Aim of the task -> For each line below that includes the string "Triggered", show the whole line.

Entries from a dataset of interfaces ->
'''

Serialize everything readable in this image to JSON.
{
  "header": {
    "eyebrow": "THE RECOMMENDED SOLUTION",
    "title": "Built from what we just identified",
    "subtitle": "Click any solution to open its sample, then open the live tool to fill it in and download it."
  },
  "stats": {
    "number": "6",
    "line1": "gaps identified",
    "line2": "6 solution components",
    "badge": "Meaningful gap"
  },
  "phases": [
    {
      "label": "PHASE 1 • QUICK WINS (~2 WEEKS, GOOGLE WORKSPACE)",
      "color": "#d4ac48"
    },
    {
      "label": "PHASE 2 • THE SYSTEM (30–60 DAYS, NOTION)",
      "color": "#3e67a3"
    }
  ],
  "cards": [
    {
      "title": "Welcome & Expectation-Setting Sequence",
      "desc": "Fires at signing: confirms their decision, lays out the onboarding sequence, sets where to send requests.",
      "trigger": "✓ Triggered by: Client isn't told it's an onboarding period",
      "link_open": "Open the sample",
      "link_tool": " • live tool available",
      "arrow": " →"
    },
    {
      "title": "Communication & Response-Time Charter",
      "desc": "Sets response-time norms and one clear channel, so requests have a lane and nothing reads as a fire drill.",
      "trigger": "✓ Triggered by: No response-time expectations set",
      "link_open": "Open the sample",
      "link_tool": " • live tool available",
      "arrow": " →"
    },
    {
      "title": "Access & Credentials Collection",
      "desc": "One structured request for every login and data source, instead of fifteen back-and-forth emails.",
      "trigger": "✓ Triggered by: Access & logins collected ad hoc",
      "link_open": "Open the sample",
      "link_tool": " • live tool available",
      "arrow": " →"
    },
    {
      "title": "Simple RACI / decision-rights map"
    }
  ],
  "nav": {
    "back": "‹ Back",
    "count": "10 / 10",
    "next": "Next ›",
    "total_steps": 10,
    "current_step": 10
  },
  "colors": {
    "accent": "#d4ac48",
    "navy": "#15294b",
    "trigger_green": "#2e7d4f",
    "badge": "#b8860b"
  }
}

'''

Answer for this exercise ->
      "trigger": "✓ Triggered by: Client isn't told it's an onboarding period",
      "trigger": "✓ Triggered by: No response-time expectations set",
      "trigger": "✓ Triggered by: Access & logins collected ad hoc",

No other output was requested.